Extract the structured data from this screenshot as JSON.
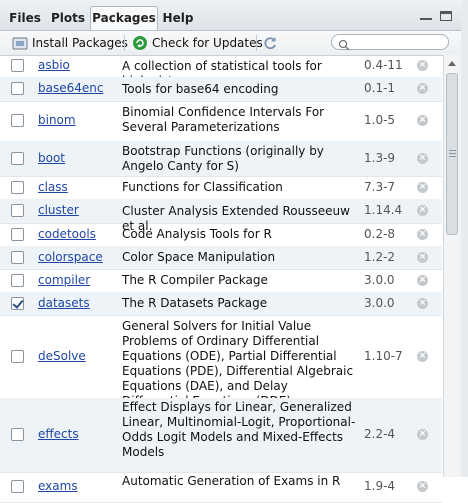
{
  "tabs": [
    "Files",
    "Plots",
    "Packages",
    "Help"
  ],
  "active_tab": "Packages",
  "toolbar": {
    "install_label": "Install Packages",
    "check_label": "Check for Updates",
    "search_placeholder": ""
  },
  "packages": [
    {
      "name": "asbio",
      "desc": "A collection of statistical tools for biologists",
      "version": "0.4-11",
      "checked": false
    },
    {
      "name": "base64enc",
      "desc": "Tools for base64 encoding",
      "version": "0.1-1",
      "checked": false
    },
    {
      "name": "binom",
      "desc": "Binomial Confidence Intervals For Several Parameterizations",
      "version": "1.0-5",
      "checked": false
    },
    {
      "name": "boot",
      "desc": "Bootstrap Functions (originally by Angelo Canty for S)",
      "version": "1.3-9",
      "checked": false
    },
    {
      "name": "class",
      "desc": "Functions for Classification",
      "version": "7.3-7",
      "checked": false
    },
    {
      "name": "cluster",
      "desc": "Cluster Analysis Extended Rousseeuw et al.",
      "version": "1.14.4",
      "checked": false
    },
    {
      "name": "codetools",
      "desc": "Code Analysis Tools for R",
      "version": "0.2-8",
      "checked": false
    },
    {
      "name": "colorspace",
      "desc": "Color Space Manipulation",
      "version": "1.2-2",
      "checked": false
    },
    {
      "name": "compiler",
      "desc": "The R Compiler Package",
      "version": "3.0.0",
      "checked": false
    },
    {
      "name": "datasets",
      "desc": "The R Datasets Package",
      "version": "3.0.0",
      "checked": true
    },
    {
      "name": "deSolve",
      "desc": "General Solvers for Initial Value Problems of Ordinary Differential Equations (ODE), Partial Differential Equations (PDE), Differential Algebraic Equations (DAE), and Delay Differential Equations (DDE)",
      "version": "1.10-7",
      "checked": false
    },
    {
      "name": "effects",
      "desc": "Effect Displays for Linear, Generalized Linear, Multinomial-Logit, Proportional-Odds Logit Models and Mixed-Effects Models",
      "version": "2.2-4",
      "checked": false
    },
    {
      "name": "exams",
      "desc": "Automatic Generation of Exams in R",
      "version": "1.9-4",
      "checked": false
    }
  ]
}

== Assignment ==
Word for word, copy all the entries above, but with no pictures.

== Answer space ==
Extract the structured data from this screenshot as JSON.
{
  "tabs": [
    "Files",
    "Plots",
    "Packages",
    "Help"
  ],
  "active_tab": "Packages",
  "toolbar": {
    "install_label": "Install Packages",
    "check_label": "Check for Updates",
    "search_placeholder": ""
  },
  "packages": [
    {
      "name": "asbio",
      "desc": "A collection of statistical tools for biologists",
      "version": "0.4-11",
      "checked": false
    },
    {
      "name": "base64enc",
      "desc": "Tools for base64 encoding",
      "version": "0.1-1",
      "checked": false
    },
    {
      "name": "binom",
      "desc": "Binomial Confidence Intervals For Several Parameterizations",
      "version": "1.0-5",
      "checked": false
    },
    {
      "name": "boot",
      "desc": "Bootstrap Functions (originally by Angelo Canty for S)",
      "version": "1.3-9",
      "checked": false
    },
    {
      "name": "class",
      "desc": "Functions for Classification",
      "version": "7.3-7",
      "checked": false
    },
    {
      "name": "cluster",
      "desc": "Cluster Analysis Extended Rousseeuw et al.",
      "version": "1.14.4",
      "checked": false
    },
    {
      "name": "codetools",
      "desc": "Code Analysis Tools for R",
      "version": "0.2-8",
      "checked": false
    },
    {
      "name": "colorspace",
      "desc": "Color Space Manipulation",
      "version": "1.2-2",
      "checked": false
    },
    {
      "name": "compiler",
      "desc": "The R Compiler Package",
      "version": "3.0.0",
      "checked": false
    },
    {
      "name": "datasets",
      "desc": "The R Datasets Package",
      "version": "3.0.0",
      "checked": true
    },
    {
      "name": "deSolve",
      "desc": "General Solvers for Initial Value Problems of Ordinary Differential Equations (ODE), Partial Differential Equations (PDE), Differential Algebraic Equations (DAE), and Delay Differential Equations (DDE)",
      "version": "1.10-7",
      "checked": false
    },
    {
      "name": "effects",
      "desc": "Effect Displays for Linear, Generalized Linear, Multinomial-Logit, Proportional-Odds Logit Models and Mixed-Effects Models",
      "version": "2.2-4",
      "checked": false
    },
    {
      "name": "exams",
      "desc": "Automatic Generation of Exams in R",
      "version": "1.9-4",
      "checked": false
    }
  ]
}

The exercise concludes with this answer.